MedicalResearch.com Interview with:
Razieh Soltani-Arabshahi, MD, MSci
Department of Dermatology,
University of Utah, Salt Lake City, Utah
MedicalResearch.com: What is the background for this study?
Dr. Soltani-Arabshahi: The incidence of melanoma is rapidly rising. Dermatologists are the leading specialty group to diagnose melanoma. While ABCD cirteria for diagnosis of melanoma have been used by many dermatologists, there are few studies of it’s predictive value.
MedicalResearch.com: What are the main findings?
Dr. Soltani-Arabshahi: We showed that at an academic dermatology center, nearly 16 clinically suspicious lesions need to be biopsied to find one case of melanoma. Biopsies of lesions larger than 6 mm in diameter on older male patients had the highest yield.
MedicalResearch.com: What should clinicians and patients take away from your report?
Dr. Soltani-Arabshahi: Patients should understand that even in expert hands, around 6% of all the lesions that are biopsied out of clinical concern for melanoma are confirmed to be melanoma. Our study provides data on probability of a positive biopsy (one that is confirmed to be melanoma) in different clinical scenarios. It should be mentioned that while our study supports the 6 mm criterion in the ABCDs of melanoma, 28% of the melanomas in our study were smaller than 6 mm in diameter.
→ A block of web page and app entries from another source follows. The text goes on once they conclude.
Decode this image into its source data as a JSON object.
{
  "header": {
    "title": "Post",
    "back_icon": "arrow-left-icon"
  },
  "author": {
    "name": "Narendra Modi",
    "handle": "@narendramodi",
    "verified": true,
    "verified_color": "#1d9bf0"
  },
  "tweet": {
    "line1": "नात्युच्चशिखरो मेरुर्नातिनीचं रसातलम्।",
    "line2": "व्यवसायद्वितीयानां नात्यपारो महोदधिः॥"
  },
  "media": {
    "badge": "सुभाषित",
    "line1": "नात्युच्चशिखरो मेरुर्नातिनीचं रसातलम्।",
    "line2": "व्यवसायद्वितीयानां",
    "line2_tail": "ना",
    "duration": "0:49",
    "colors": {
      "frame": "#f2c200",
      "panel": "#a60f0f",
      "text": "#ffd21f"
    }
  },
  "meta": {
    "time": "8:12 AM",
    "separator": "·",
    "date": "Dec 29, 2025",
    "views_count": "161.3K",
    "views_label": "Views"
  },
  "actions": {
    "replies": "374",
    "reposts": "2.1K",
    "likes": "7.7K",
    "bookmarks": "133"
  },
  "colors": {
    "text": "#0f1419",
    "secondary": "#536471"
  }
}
MedicalResearch.com: What recommendations do you have for future research as a result of this study?
Dr. Soltani-Arabshahi: Future prospective studies are needed to investigate the complex process of clinical decision making to biopsy a skin lesion.